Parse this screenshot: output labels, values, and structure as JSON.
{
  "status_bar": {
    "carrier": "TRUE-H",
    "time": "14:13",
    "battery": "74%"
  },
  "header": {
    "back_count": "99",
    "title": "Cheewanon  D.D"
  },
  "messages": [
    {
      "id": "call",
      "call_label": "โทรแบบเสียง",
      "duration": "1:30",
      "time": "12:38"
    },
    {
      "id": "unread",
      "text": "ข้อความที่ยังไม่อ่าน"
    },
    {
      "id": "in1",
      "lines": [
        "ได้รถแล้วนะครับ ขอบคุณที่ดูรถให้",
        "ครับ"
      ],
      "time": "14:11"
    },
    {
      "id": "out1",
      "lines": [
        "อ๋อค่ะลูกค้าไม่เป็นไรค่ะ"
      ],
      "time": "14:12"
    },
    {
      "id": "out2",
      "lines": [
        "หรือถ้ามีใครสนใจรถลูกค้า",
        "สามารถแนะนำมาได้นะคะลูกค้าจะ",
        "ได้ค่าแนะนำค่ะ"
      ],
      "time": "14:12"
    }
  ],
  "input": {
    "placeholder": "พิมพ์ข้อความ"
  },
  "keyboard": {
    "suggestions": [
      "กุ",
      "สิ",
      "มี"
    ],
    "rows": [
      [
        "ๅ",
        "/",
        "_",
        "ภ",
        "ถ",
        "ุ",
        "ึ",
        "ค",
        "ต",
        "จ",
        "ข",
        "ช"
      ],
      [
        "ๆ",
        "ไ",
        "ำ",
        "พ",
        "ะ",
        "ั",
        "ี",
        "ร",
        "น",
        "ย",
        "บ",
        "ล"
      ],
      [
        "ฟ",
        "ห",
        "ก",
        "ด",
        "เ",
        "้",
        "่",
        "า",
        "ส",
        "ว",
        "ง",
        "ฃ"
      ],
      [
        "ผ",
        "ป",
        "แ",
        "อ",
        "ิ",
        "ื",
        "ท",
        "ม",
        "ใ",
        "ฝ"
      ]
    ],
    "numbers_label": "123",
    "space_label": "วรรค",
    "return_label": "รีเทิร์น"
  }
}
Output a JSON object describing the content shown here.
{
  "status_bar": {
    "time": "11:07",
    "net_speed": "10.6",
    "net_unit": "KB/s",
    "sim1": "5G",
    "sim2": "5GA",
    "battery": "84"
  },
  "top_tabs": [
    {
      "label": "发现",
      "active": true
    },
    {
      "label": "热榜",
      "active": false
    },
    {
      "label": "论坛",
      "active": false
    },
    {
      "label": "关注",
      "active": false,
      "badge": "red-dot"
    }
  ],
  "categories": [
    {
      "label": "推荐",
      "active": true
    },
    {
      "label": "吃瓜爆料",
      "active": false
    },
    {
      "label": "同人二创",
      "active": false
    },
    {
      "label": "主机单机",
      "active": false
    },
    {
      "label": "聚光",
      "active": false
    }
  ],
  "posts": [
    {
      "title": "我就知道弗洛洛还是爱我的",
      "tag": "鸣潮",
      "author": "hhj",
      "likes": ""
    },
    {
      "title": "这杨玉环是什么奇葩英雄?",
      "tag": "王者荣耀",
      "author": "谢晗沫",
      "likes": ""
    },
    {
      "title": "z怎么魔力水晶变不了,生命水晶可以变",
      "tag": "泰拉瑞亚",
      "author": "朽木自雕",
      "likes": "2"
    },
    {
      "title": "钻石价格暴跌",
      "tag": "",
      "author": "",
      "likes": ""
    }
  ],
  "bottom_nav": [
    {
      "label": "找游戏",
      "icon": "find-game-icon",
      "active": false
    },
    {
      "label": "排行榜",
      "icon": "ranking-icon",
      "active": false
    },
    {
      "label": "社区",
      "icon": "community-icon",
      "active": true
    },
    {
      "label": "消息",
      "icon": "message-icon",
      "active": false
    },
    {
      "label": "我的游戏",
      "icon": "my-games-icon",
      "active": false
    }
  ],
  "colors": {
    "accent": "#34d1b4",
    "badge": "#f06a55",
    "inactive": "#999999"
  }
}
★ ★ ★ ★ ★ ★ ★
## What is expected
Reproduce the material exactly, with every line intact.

## Solution to the exercise
Parse this screenshot: output labels, values, and structure as JSON.
{
  "status_bar": {
    "carrier": "TRUE-H",
    "time": "14:13",
    "battery": "74%"
  },
  "header": {
    "back_count": "99",
    "title": "Cheewanon  D.D"
  },
  "messages": [
    {
      "id": "call",
      "call_label": "โทรแบบเสียง",
      "duration": "1:30",
      "time": "12:38"
    },
    {
      "id": "unread",
      "text": "ข้อความที่ยังไม่อ่าน"
    },
    {
      "id": "in1",
      "lines": [
        "ได้รถแล้วนะครับ ขอบคุณที่ดูรถให้",
        "ครับ"
      ],
      "time": "14:11"
    },
    {
      "id": "out1",
      "lines": [
        "อ๋อค่ะลูกค้าไม่เป็นไรค่ะ"
      ],
      "time": "14:12"
    },
    {
      "id": "out2",
      "lines": [
        "หรือถ้ามีใครสนใจรถลูกค้า",
        "สามารถแนะนำมาได้นะคะลูกค้าจะ",
        "ได้ค่าแนะนำค่ะ"
      ],
      "time": "14:12"
    }
  ],
  "input": {
    "placeholder": "พิมพ์ข้อความ"
  },
  "keyboard": {
    "suggestions": [
      "กุ",
      "สิ",
      "มี"
    ],
    "rows": [
      [
        "ๅ",
        "/",
        "_",
        "ภ",
        "ถ",
        "ุ",
        "ึ",
        "ค",
        "ต",
        "จ",
        "ข",
        "ช"
      ],
      [
        "ๆ",
        "ไ",
        "ำ",
        "พ",
        "ะ",
        "ั",
        "ี",
        "ร",
        "น",
        "ย",
        "บ",
        "ล"
      ],
      [
        "ฟ",
        "ห",
        "ก",
        "ด",
        "เ",
        "้",
        "่",
        "า",
        "ส",
        "ว",
        "ง",
        "ฃ"
      ],
      [
        "ผ",
        "ป",
        "แ",
        "อ",
        "ิ",
        "ื",
        "ท",
        "ม",
        "ใ",
        "ฝ"
      ]
    ],
    "numbers_label": "123",
    "space_label": "วรรค",
    "return_label": "รีเทิร์น"
  }
}
Output a JSON object describing the content shown here.
{
  "status_bar": {
    "time": "11:07",
    "net_speed": "10.6",
    "net_unit": "KB/s",
    "sim1": "5G",
    "sim2": "5GA",
    "battery": "84"
  },
  "top_tabs": [
    {
      "label": "发现",
      "active": true
    },
    {
      "label": "热榜",
      "active": false
    },
    {
      "label": "论坛",
      "active": false
    },
    {
      "label": "关注",
      "active": false,
      "badge": "red-dot"
    }
  ],
  "categories": [
    {
      "label": "推荐",
      "active": true
    },
    {
      "label": "吃瓜爆料",
      "active": false
    },
    {
      "label": "同人二创",
      "active": false
    },
    {
      "label": "主机单机",
      "active": false
    },
    {
      "label": "聚光",
      "active": false
    }
  ],
  "posts": [
    {
      "title": "我就知道弗洛洛还是爱我的",
      "tag": "鸣潮",
      "author": "hhj",
      "likes": ""
    },
    {
      "title": "这杨玉环是什么奇葩英雄?",
      "tag": "王者荣耀",
      "author": "谢晗沫",
      "likes": ""
    },
    {
      "title": "z怎么魔力水晶变不了,生命水晶可以变",
      "tag": "泰拉瑞亚",
      "author": "朽木自雕",
      "likes": "2"
    },
    {
      "title": "钻石价格暴跌",
      "tag": "",
      "author": "",
      "likes": ""
    }
  ],
  "bottom_nav": [
    {
      "label": "找游戏",
      "icon": "find-game-icon",
      "active": false
    },
    {
      "label": "排行榜",
      "icon": "ranking-icon",
      "active": false
    },
    {
      "label": "社区",
      "icon": "community-icon",
      "active": true
    },
    {
      "label": "消息",
      "icon": "message-icon",
      "active": false
    },
    {
      "label": "我的游戏",
      "icon": "my-games-icon",
      "active": false
    }
  ],
  "colors": {
    "accent": "#34d1b4",
    "badge": "#f06a55",
    "inactive": "#999999"
  }
}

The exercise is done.